Excerpted records =>
***
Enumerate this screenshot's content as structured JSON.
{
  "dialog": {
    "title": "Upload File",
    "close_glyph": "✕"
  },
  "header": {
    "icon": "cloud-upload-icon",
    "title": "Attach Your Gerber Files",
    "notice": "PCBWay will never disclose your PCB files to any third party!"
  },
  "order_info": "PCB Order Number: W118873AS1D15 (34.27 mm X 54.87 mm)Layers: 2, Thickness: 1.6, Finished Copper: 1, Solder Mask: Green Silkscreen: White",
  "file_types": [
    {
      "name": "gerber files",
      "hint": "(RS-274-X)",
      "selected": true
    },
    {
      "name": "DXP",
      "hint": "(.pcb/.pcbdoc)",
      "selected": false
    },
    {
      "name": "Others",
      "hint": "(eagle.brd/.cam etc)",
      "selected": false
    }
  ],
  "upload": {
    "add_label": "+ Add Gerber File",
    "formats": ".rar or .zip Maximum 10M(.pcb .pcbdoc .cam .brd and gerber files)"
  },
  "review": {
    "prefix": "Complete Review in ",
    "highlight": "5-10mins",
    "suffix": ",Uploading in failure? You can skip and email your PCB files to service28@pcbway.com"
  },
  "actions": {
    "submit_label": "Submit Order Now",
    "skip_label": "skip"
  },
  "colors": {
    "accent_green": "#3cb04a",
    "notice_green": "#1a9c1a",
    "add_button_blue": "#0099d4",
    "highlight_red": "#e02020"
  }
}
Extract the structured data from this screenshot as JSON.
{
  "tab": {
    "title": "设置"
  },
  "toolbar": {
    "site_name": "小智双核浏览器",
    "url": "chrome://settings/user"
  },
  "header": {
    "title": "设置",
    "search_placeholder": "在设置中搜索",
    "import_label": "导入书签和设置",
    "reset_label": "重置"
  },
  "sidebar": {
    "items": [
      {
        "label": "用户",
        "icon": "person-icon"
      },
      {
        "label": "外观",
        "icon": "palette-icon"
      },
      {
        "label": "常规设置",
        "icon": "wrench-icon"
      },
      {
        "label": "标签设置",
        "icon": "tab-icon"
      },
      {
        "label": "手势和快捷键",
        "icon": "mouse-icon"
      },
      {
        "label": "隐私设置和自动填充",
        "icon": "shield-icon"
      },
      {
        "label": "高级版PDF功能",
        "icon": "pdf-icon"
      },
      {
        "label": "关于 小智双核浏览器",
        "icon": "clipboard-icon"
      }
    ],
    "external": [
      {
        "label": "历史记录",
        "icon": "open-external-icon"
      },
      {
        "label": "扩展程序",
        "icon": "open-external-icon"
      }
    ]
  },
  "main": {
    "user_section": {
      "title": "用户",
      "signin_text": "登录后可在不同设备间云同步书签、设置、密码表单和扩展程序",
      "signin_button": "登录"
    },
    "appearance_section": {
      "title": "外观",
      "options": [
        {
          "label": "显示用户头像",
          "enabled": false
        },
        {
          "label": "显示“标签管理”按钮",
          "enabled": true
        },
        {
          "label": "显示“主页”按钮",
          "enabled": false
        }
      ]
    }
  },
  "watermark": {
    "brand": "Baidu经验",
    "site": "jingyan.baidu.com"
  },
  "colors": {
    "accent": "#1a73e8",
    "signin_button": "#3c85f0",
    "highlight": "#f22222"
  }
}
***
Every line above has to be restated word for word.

Enumerate this screenshot's content as structured JSON.
{
  "dialog": {
    "title": "Upload File",
    "close_glyph": "✕"
  },
  "header": {
    "icon": "cloud-upload-icon",
    "title": "Attach Your Gerber Files",
    "notice": "PCBWay will never disclose your PCB files to any third party!"
  },
  "order_info": "PCB Order Number: W118873AS1D15 (34.27 mm X 54.87 mm)Layers: 2, Thickness: 1.6, Finished Copper: 1, Solder Mask: Green Silkscreen: White",
  "file_types": [
    {
      "name": "gerber files",
      "hint": "(RS-274-X)",
      "selected": true
    },
    {
      "name": "DXP",
      "hint": "(.pcb/.pcbdoc)",
      "selected": false
    },
    {
      "name": "Others",
      "hint": "(eagle.brd/.cam etc)",
      "selected": false
    }
  ],
  "upload": {
    "add_label": "+ Add Gerber File",
    "formats": ".rar or .zip Maximum 10M(.pcb .pcbdoc .cam .brd and gerber files)"
  },
  "review": {
    "prefix": "Complete Review in ",
    "highlight": "5-10mins",
    "suffix": ",Uploading in failure? You can skip and email your PCB files to service28@pcbway.com"
  },
  "actions": {
    "submit_label": "Submit Order Now",
    "skip_label": "skip"
  },
  "colors": {
    "accent_green": "#3cb04a",
    "notice_green": "#1a9c1a",
    "add_button_blue": "#0099d4",
    "highlight_red": "#e02020"
  }
}
Extract the structured data from this screenshot as JSON.
{
  "tab": {
    "title": "设置"
  },
  "toolbar": {
    "site_name": "小智双核浏览器",
    "url": "chrome://settings/user"
  },
  "header": {
    "title": "设置",
    "search_placeholder": "在设置中搜索",
    "import_label": "导入书签和设置",
    "reset_label": "重置"
  },
  "sidebar": {
    "items": [
      {
        "label": "用户",
        "icon": "person-icon"
      },
      {
        "label": "外观",
        "icon": "palette-icon"
      },
      {
        "label": "常规设置",
        "icon": "wrench-icon"
      },
      {
        "label": "标签设置",
        "icon": "tab-icon"
      },
      {
        "label": "手势和快捷键",
        "icon": "mouse-icon"
      },
      {
        "label": "隐私设置和自动填充",
        "icon": "shield-icon"
      },
      {
        "label": "高级版PDF功能",
        "icon": "pdf-icon"
      },
      {
        "label": "关于 小智双核浏览器",
        "icon": "clipboard-icon"
      }
    ],
    "external": [
      {
        "label": "历史记录",
        "icon": "open-external-icon"
      },
      {
        "label": "扩展程序",
        "icon": "open-external-icon"
      }
    ]
  },
  "main": {
    "user_section": {
      "title": "用户",
      "signin_text": "登录后可在不同设备间云同步书签、设置、密码表单和扩展程序",
      "signin_button": "登录"
    },
    "appearance_section": {
      "title": "外观",
      "options": [
        {
          "label": "显示用户头像",
          "enabled": false
        },
        {
          "label": "显示“标签管理”按钮",
          "enabled": true
        },
        {
          "label": "显示“主页”按钮",
          "enabled": false
        }
      ]
    }
  },
  "watermark": {
    "brand": "Baidu经验",
    "site": "jingyan.baidu.com"
  },
  "colors": {
    "accent": "#1a73e8",
    "signin_button": "#3c85f0",
    "highlight": "#f22222"
  }
}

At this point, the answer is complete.